SSH Security

SSH is secured with strong authentication and encryption technology. The protocol uses a client-server model where the connection is established when the SSH client connects to the SSH server. Once established, an SSH client-server connection encrypts and transmits data according to the parameters established during setup.

SSH Encryption

The SSH client uses public key cryptography to verify the SSH server's identity. Then, the SSH protocol secures the exchanged data by using secure symmetric encryption (often AES encryption) and “hashing algorithms."

SSH Authentication

There are several ways to authenticate users. The most common methods involve passwords and public key authentication.

Public key authentication uses a cryptographic key pair composed of a public key and a private key. The public SSH key is configured on an SSH server to authenticate access and allow access to users who have a copy of the private SSH key.

This key-based authentication process is commonly found in automated systems and often used to integrate applications.

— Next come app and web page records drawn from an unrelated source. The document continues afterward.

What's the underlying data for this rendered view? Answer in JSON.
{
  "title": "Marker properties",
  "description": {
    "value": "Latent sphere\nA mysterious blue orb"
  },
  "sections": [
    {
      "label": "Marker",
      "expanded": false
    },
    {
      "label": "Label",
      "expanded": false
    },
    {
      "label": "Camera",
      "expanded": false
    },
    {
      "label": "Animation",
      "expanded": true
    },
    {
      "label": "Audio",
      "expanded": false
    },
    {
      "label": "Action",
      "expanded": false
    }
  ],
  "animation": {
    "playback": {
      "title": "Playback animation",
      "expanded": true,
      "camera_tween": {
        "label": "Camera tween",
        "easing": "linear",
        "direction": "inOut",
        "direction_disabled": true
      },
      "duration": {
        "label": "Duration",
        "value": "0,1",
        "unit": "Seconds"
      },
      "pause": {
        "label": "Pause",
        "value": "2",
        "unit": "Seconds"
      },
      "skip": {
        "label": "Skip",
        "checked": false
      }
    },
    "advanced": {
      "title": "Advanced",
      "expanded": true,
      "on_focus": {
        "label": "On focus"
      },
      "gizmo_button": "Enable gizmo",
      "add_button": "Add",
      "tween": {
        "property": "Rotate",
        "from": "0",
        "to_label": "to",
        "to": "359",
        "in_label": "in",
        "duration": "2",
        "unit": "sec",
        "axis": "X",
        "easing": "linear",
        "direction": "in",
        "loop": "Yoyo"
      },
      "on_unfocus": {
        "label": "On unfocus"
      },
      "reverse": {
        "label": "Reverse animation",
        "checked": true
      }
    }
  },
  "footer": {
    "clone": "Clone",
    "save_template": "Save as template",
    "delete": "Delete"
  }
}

Many organizations create a large number of SSH keys that must be carefully tracked.

The SSH protocol generates keys with symmetric encryption, commonly using the Advanced Encryption Standard (AES). The SSH protocol also uses Standard Hash Algorithms (SHA) to protect transmissions.

SSH Precautions: Terminate Old Keys

Although cumbersome, it's essential to manage and protect an organization's SSH keys.

SSH keys should be protected at least as well as user passwords are protected. Like passwords, SSH keys should be updated and terminated on a regular schedule and whenever an employee leaves a role.

In fact, an estimated 90 percent of SSH keys are unused but still active. These unused keys are vulnerable to outside access if they are not adequately managed or terminated.